### [Aim of the task]
Look through the material and copy each line holding "icon".

### [Supplied material]
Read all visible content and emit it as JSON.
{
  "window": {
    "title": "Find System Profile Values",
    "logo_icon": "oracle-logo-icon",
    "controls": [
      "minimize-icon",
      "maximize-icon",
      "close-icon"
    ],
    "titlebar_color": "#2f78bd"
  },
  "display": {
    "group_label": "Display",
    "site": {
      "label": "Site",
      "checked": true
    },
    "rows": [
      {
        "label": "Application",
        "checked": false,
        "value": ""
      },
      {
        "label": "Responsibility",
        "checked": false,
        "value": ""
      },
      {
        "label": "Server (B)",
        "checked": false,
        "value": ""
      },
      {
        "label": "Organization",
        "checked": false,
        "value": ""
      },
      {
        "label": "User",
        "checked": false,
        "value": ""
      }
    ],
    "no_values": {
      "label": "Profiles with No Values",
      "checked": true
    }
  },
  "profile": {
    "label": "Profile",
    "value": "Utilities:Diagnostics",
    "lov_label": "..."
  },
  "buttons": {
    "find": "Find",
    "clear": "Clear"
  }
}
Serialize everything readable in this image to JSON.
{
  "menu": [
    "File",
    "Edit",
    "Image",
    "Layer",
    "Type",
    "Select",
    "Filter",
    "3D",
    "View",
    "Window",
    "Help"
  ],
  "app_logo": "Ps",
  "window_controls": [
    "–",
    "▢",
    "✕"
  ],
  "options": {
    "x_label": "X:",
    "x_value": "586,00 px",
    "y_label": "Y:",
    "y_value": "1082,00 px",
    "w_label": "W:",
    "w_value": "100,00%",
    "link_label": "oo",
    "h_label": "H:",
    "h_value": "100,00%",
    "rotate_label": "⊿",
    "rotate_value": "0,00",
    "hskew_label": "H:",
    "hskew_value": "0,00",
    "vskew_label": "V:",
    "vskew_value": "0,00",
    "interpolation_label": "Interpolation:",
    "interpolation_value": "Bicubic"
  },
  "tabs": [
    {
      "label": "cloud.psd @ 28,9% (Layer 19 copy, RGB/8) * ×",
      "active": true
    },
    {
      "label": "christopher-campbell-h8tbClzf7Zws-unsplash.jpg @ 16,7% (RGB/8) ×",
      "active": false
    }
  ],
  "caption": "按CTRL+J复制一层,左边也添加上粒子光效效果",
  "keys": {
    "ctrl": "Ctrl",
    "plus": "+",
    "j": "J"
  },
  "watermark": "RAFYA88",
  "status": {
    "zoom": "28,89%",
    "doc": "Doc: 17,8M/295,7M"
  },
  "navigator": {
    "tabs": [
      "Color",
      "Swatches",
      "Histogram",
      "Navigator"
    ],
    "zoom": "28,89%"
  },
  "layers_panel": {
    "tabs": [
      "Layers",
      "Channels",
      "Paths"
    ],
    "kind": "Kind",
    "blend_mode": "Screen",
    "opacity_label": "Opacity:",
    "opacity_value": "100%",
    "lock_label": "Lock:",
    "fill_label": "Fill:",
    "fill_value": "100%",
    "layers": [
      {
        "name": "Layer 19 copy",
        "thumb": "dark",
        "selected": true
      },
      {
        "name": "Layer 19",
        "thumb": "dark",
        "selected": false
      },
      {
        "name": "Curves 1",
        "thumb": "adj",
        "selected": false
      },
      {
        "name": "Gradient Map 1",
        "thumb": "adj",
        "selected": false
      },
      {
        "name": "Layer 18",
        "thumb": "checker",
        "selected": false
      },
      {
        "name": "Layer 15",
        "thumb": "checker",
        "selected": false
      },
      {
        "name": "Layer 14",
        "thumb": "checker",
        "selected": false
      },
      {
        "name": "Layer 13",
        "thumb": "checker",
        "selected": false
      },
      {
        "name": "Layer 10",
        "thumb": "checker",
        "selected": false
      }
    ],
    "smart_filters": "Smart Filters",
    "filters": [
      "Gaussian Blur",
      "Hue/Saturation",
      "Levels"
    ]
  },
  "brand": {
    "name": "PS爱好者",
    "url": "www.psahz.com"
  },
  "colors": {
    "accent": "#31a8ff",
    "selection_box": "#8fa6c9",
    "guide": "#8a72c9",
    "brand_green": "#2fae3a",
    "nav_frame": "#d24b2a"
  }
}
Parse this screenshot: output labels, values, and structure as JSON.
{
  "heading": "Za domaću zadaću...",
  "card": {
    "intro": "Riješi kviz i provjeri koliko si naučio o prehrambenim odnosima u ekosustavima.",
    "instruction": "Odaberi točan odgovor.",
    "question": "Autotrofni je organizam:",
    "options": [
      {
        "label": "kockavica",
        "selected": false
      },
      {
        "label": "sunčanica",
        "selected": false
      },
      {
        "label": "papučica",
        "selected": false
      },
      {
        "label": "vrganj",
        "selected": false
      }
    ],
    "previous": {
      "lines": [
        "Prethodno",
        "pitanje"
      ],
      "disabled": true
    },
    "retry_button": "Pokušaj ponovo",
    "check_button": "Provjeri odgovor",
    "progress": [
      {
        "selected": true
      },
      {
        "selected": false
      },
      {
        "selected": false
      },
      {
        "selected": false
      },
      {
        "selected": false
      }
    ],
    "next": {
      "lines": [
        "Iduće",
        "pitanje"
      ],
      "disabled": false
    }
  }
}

### [Answer to the problem]
    "logo_icon": "oracle-logo-icon",
      "minimize-icon",
      "maximize-icon",
      "close-icon"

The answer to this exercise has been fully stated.